_REQUIRED WORK_
Copy everything in the records exactly; the pictures stay out.

_DATASET_
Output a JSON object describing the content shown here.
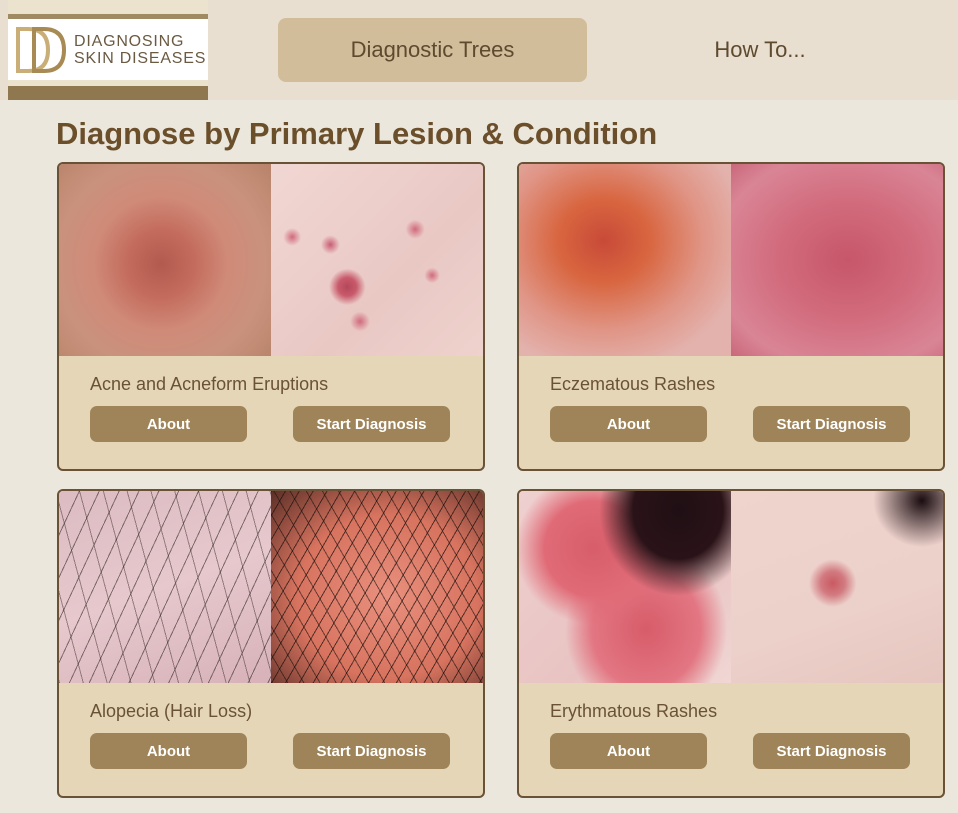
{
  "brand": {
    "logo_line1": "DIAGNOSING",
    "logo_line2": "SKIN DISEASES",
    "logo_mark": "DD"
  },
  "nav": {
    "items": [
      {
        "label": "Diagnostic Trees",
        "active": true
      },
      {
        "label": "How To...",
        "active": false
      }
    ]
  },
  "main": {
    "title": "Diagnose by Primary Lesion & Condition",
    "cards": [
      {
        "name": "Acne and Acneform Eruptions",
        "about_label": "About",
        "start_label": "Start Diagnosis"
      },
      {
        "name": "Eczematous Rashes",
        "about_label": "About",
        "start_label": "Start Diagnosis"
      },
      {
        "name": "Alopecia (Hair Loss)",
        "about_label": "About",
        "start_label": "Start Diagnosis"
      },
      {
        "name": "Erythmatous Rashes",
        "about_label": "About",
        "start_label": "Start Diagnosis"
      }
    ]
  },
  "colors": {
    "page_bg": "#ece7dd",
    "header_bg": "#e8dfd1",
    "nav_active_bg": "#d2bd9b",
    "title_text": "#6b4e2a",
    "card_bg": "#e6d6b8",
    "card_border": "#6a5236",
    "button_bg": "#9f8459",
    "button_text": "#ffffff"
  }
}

_RESULT_
Output a JSON object describing the content shown here.
{
  "brand": {
    "logo_line1": "DIAGNOSING",
    "logo_line2": "SKIN DISEASES",
    "logo_mark": "DD"
  },
  "nav": {
    "items": [
      {
        "label": "Diagnostic Trees",
        "active": true
      },
      {
        "label": "How To...",
        "active": false
      }
    ]
  },
  "main": {
    "title": "Diagnose by Primary Lesion & Condition",
    "cards": [
      {
        "name": "Acne and Acneform Eruptions",
        "about_label": "About",
        "start_label": "Start Diagnosis"
      },
      {
        "name": "Eczematous Rashes",
        "about_label": "About",
        "start_label": "Start Diagnosis"
      },
      {
        "name": "Alopecia (Hair Loss)",
        "about_label": "About",
        "start_label": "Start Diagnosis"
      },
      {
        "name": "Erythmatous Rashes",
        "about_label": "About",
        "start_label": "Start Diagnosis"
      }
    ]
  },
  "colors": {
    "page_bg": "#ece7dd",
    "header_bg": "#e8dfd1",
    "nav_active_bg": "#d2bd9b",
    "title_text": "#6b4e2a",
    "card_bg": "#e6d6b8",
    "card_border": "#6a5236",
    "button_bg": "#9f8459",
    "button_text": "#ffffff"
  }
}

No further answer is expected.